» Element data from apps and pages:
[Start of section]
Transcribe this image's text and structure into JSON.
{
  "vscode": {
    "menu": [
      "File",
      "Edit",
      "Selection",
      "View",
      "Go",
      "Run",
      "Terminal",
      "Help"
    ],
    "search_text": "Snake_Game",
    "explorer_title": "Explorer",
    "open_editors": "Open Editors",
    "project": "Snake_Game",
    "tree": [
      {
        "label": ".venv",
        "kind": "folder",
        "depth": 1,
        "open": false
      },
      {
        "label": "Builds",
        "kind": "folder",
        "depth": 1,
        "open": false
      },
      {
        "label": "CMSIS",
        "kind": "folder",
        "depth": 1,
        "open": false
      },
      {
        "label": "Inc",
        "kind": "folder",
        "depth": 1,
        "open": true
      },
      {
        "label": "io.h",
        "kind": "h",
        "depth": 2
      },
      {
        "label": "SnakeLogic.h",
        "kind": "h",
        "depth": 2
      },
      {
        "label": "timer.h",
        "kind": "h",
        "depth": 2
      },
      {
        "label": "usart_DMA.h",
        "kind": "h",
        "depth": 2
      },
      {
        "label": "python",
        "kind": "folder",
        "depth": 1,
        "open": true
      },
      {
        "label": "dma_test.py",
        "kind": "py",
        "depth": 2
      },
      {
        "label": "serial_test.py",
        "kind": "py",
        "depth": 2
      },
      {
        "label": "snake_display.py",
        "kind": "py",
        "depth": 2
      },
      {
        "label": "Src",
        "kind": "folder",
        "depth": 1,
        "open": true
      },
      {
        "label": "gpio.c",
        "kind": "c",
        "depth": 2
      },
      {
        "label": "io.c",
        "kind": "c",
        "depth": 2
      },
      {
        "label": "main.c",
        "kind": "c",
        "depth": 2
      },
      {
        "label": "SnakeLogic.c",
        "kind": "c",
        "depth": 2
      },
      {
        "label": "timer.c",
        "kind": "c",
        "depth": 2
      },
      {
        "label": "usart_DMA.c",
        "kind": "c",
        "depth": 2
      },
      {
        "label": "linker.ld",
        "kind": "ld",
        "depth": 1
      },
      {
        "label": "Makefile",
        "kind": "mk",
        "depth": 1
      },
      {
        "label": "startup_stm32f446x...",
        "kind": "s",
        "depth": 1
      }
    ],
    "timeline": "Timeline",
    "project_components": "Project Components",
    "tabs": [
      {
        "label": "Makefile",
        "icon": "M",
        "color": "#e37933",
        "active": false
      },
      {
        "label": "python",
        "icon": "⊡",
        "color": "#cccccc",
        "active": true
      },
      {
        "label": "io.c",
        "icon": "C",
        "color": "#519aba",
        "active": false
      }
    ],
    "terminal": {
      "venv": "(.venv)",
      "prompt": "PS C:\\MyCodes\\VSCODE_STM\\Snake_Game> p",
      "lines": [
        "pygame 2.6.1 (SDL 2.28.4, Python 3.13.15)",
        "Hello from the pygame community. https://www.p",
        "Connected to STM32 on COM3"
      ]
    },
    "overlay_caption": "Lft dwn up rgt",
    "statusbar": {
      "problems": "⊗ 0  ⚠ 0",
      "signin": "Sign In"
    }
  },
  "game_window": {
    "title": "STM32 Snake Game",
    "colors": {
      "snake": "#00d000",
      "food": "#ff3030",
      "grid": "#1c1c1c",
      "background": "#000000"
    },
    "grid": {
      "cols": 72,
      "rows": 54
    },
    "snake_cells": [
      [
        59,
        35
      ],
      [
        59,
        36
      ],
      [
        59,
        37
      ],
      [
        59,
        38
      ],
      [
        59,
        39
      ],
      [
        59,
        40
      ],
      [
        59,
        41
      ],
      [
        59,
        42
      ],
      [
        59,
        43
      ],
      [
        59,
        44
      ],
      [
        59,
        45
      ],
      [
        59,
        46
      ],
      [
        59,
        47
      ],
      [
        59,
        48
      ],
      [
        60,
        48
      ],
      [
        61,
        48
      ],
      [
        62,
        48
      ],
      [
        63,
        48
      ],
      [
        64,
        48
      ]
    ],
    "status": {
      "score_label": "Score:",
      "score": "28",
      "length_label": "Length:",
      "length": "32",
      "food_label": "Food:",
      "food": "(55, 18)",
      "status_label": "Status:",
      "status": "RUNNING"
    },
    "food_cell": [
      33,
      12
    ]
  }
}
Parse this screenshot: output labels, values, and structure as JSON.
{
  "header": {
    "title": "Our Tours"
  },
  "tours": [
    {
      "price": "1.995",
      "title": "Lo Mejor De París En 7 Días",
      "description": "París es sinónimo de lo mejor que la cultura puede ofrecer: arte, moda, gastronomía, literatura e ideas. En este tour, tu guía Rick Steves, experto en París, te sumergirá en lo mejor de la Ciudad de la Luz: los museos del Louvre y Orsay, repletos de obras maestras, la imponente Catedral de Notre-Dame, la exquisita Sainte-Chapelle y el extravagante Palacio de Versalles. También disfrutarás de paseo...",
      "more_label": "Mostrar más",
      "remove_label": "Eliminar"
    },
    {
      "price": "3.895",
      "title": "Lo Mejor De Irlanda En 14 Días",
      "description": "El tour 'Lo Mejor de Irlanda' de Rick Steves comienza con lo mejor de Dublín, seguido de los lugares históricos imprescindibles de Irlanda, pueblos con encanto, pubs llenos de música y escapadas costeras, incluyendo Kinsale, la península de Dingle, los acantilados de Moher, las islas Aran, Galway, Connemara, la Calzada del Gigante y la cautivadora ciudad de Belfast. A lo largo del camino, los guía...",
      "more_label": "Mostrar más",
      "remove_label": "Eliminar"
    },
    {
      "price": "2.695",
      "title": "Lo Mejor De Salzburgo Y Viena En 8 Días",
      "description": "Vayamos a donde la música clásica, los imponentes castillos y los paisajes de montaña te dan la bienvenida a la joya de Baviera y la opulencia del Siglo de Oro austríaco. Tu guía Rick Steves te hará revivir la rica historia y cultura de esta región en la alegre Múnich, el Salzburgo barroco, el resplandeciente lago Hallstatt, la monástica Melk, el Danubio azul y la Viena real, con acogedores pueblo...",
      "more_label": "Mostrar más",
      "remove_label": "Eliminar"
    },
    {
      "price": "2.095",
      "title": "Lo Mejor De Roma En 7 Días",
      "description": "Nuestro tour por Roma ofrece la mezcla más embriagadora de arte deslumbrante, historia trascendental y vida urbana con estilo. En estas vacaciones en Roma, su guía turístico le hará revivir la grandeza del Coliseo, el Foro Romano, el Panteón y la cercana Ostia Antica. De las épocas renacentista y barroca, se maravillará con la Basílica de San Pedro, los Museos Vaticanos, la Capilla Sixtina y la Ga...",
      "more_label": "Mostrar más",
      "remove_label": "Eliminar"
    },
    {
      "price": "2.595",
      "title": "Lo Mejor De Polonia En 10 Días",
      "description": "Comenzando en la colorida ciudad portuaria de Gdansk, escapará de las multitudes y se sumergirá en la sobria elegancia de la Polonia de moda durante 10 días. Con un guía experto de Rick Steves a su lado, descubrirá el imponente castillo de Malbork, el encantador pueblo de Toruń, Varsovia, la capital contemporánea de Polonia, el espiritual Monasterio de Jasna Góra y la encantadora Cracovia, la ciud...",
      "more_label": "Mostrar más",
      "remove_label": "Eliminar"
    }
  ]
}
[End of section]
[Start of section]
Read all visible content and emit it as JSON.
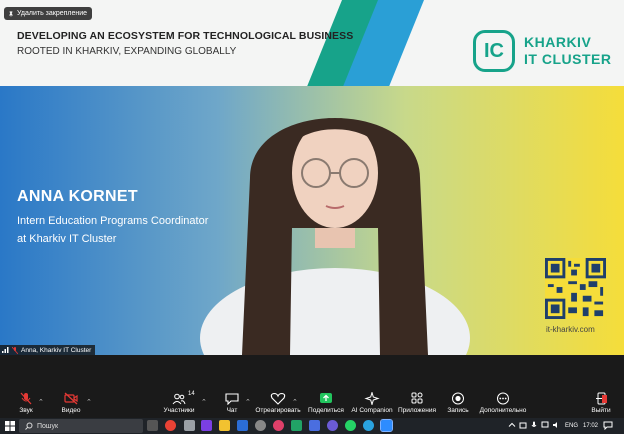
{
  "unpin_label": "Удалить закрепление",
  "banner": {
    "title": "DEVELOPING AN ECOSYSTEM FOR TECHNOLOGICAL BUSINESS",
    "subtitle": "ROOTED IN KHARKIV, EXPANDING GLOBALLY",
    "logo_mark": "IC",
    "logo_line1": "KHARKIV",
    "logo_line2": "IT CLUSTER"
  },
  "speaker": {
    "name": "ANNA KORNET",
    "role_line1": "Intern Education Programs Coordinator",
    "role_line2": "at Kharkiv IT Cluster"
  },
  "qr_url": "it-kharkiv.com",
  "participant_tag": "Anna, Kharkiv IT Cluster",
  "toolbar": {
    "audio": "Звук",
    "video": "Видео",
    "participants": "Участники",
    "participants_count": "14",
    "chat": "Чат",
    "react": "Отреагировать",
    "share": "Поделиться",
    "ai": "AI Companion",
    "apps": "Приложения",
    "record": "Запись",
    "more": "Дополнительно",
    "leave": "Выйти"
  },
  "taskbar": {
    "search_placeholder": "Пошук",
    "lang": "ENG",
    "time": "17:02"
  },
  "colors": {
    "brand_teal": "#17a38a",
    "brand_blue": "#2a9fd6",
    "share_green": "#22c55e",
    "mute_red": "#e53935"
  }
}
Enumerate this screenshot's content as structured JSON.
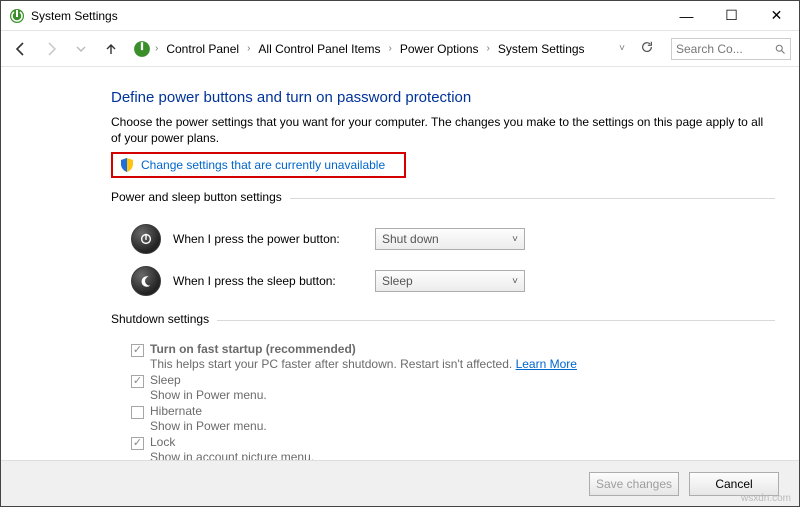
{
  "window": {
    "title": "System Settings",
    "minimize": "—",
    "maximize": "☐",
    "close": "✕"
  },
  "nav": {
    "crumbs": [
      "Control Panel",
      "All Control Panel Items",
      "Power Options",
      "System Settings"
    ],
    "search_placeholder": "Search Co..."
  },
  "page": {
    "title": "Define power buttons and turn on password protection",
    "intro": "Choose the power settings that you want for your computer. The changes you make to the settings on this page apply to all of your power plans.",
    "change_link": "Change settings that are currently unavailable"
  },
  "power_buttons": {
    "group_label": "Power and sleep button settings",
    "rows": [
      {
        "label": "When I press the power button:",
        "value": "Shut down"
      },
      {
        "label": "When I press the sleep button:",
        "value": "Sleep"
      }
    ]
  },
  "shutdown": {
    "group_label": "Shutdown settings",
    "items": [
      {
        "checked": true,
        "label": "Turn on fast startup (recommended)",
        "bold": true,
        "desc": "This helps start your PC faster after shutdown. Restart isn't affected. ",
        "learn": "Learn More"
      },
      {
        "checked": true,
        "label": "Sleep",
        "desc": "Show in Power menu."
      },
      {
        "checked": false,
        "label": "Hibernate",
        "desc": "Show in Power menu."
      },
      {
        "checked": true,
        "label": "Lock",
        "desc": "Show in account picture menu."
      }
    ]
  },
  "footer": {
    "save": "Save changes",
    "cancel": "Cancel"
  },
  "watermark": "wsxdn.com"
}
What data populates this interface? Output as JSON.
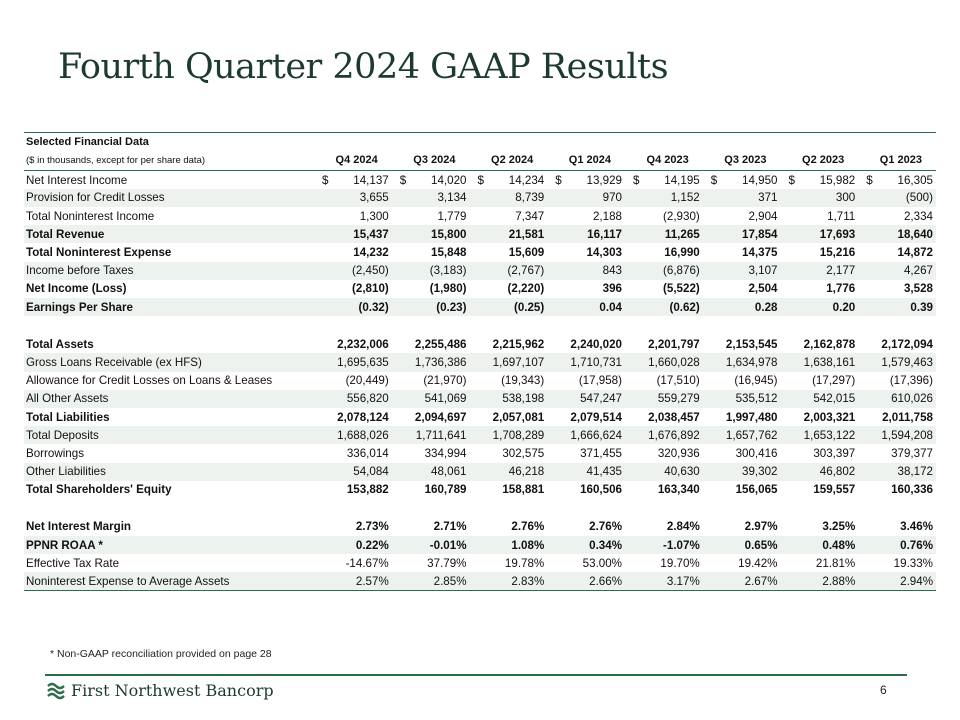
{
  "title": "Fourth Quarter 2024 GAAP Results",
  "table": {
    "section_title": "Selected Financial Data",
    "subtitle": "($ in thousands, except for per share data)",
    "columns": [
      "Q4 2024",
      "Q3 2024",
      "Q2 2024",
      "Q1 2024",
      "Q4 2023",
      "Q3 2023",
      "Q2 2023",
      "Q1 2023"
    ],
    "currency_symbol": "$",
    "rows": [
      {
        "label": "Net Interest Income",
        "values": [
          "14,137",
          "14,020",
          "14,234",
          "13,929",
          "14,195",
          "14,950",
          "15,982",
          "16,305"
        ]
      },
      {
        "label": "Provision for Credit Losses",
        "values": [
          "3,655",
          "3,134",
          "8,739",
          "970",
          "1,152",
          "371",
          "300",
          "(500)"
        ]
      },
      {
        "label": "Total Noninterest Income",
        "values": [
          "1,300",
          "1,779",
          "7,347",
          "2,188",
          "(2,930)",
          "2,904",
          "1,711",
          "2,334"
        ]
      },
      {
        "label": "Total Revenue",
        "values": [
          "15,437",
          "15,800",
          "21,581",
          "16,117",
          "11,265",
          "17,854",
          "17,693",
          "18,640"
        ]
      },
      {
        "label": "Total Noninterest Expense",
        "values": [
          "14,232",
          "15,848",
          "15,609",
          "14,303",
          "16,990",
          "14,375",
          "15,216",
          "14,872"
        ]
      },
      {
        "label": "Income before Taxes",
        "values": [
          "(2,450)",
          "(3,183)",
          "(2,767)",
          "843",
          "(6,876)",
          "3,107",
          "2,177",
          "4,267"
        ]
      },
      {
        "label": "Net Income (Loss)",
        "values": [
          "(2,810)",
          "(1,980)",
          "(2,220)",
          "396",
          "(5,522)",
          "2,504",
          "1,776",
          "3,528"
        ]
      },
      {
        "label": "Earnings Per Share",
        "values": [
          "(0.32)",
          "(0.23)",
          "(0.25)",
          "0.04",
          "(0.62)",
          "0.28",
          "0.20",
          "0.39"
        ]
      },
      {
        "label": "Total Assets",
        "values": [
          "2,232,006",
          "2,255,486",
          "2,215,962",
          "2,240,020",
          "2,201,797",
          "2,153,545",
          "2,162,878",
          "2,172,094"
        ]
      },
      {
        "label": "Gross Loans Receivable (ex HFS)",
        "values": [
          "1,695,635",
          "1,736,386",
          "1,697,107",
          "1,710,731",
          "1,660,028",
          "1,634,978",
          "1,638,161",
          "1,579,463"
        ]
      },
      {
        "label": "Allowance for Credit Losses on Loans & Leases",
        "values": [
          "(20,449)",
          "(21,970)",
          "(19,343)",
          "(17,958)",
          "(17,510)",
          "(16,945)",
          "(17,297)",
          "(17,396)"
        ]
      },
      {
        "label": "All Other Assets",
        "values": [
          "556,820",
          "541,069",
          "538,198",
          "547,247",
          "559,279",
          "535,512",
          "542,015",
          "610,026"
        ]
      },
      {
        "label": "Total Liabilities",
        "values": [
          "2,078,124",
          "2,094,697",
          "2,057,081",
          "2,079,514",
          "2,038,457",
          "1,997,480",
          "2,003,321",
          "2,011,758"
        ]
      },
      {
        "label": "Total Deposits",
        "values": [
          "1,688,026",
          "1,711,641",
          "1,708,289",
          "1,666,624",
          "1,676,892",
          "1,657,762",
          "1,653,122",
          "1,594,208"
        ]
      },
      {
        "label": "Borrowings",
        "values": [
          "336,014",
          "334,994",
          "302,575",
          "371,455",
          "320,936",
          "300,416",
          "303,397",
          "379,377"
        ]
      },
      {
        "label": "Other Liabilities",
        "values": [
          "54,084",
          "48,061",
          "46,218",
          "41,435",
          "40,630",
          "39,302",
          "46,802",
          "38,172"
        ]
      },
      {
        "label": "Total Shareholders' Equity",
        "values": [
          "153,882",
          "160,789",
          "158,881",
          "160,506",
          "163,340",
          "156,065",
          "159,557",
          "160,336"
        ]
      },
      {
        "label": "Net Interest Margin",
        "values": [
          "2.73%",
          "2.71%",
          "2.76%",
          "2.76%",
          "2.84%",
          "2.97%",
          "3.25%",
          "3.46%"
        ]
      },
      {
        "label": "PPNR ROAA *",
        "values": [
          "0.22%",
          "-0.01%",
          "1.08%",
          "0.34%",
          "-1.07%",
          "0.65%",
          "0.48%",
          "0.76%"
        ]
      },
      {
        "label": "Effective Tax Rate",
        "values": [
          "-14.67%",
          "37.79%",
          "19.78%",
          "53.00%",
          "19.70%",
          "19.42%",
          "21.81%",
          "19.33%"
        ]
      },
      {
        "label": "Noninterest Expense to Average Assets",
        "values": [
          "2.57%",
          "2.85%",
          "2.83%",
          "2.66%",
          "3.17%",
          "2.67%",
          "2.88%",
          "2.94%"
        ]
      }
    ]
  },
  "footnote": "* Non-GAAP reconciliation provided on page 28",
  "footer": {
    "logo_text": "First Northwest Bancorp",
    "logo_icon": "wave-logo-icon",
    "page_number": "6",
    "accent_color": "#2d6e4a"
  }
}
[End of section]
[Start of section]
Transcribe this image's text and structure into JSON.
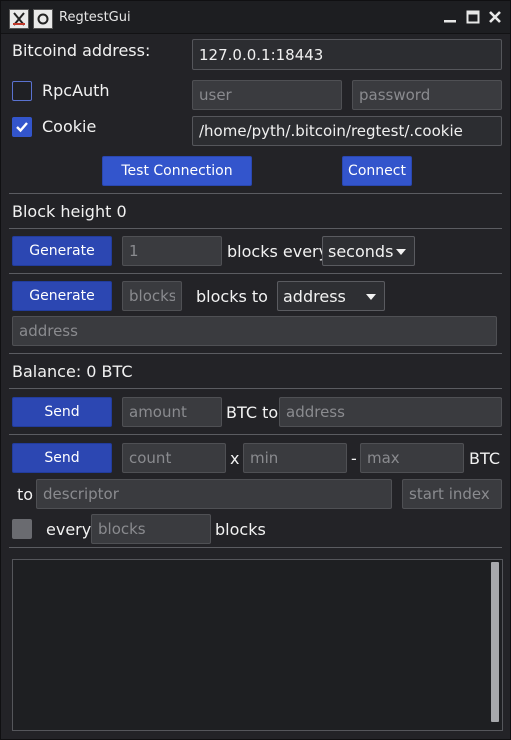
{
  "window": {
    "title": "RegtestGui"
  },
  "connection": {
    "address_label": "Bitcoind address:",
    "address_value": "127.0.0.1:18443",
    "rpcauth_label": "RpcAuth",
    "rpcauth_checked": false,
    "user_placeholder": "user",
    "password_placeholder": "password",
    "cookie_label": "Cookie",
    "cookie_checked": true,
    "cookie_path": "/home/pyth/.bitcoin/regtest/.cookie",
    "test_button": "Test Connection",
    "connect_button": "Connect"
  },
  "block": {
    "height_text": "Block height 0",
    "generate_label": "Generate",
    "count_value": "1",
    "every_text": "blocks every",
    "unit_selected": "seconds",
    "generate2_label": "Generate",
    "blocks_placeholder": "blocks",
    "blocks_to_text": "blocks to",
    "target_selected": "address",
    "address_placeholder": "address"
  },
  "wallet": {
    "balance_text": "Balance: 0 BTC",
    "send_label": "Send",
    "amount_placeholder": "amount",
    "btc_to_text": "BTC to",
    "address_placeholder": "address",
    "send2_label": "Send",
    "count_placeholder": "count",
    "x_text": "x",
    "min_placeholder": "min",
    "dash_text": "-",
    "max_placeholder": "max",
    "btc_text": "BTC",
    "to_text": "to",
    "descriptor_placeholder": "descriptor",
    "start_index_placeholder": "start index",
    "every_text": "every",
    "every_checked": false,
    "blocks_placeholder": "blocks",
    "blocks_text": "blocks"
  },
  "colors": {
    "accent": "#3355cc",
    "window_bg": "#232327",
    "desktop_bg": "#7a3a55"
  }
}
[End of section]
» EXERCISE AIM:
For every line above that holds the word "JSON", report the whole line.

» WRITTEN ANSWER:
Transcribe this image's text and structure into JSON.
Parse this screenshot: output labels, values, and structure as JSON.
Read all visible content and emit it as JSON.
Enumerate this screenshot's content as structured JSON.
What data populates this interface? Output as JSON.
Transcribe this image's text and structure into JSON.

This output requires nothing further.